RECORDS SHOWN section start

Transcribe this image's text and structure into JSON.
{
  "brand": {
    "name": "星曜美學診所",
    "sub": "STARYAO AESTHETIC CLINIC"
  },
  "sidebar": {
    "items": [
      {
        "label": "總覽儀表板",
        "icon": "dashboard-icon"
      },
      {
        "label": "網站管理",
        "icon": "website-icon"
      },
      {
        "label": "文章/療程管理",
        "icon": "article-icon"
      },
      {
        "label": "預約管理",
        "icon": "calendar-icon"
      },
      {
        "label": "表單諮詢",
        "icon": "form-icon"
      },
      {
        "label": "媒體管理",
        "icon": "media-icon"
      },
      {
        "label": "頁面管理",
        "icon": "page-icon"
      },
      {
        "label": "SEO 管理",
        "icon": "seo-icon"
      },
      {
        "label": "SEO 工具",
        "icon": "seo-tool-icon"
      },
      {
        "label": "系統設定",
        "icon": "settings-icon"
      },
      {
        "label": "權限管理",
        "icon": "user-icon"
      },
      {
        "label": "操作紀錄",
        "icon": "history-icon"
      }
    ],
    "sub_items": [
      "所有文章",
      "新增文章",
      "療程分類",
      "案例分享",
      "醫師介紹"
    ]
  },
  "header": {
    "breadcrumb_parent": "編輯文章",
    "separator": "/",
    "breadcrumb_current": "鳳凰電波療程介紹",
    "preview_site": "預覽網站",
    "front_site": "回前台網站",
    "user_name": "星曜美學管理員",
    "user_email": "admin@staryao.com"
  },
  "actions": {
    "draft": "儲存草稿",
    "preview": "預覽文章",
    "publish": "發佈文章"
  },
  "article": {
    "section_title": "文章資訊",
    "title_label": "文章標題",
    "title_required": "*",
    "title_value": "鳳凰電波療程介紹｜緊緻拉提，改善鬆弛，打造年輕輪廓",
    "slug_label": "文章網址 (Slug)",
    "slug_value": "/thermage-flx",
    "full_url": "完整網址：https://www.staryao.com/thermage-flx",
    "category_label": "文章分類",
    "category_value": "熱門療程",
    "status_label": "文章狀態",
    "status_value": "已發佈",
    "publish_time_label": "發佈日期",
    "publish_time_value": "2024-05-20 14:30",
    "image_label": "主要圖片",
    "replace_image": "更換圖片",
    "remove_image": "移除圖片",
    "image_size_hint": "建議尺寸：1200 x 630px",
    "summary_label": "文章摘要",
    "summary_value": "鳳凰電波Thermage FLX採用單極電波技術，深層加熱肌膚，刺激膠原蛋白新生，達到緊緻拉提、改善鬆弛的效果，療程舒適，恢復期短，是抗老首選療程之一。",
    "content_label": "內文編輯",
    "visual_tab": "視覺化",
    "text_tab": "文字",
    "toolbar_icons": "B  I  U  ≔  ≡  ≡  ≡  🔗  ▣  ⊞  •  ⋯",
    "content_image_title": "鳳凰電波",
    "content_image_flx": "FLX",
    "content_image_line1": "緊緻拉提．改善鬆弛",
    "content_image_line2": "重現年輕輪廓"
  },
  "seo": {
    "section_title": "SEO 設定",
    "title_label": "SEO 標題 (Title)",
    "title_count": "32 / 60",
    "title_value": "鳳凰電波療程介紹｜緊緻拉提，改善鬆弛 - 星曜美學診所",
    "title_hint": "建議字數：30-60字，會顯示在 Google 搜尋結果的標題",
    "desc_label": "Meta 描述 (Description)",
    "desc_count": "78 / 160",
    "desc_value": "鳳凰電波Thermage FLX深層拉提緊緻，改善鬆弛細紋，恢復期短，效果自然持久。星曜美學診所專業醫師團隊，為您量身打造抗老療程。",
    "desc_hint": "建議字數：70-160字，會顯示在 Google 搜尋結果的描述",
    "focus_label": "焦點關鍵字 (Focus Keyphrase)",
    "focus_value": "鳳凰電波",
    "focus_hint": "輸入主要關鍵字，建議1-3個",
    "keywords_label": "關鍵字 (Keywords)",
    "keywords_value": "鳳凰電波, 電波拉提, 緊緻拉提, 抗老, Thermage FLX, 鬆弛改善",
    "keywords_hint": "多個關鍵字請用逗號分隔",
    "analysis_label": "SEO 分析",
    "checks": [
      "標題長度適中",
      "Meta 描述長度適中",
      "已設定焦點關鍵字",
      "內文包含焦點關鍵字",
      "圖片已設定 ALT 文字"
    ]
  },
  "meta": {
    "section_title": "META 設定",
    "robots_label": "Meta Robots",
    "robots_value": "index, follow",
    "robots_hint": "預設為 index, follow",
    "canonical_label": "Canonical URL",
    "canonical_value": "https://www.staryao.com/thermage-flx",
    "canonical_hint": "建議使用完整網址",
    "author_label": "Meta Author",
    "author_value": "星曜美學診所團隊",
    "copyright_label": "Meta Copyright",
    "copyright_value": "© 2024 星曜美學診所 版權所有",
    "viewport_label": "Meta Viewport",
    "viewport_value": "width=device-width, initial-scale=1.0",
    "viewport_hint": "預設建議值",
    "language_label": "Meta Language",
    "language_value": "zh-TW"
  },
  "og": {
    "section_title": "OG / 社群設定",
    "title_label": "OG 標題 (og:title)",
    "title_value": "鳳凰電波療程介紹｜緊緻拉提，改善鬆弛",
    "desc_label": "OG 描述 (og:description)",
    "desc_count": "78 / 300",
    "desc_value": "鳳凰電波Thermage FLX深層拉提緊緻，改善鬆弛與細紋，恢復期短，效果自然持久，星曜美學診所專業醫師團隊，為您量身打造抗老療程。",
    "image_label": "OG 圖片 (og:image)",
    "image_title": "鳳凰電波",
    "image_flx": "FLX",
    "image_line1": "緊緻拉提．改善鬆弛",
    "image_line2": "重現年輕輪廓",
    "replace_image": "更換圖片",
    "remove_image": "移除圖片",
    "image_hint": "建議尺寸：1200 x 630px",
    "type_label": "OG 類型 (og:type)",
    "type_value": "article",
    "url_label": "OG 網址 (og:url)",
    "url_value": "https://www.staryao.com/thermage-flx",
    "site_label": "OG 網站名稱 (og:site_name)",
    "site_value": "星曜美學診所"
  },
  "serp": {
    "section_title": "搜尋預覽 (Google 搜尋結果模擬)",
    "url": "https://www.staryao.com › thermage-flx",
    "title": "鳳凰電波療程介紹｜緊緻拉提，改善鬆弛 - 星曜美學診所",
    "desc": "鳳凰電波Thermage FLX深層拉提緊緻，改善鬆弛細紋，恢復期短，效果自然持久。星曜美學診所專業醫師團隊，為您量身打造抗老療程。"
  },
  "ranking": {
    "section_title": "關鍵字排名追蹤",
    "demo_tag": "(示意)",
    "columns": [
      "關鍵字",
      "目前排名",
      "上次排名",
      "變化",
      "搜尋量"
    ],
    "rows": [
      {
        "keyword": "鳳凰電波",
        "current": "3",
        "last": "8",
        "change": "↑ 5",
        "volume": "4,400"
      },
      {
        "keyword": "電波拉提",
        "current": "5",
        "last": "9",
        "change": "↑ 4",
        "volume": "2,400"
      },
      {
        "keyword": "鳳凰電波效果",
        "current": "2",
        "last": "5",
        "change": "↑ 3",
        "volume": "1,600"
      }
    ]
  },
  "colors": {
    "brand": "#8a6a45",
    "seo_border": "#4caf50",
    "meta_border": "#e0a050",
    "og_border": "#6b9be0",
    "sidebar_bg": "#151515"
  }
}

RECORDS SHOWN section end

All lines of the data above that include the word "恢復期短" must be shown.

    "summary_value": "鳳凰電波Thermage FLX採用單極電波技術，深層加熱肌膚，刺激膠原蛋白新生，達到緊緻拉提、改善鬆弛的效果，療程舒適，恢復期短，是抗老首選療程之一。",
    "desc_value": "鳳凰電波Thermage FLX深層拉提緊緻，改善鬆弛細紋，恢復期短，效果自然持久。星曜美學診所專業醫師團隊，為您量身打造抗老療程。",
    "desc_value": "鳳凰電波Thermage FLX深層拉提緊緻，改善鬆弛與細紋，恢復期短，效果自然持久，星曜美學診所專業醫師團隊，為您量身打造抗老療程。",
    "desc": "鳳凰電波Thermage FLX深層拉提緊緻，改善鬆弛細紋，恢復期短，效果自然持久。星曜美學診所專業醫師團隊，為您量身打造抗老療程。"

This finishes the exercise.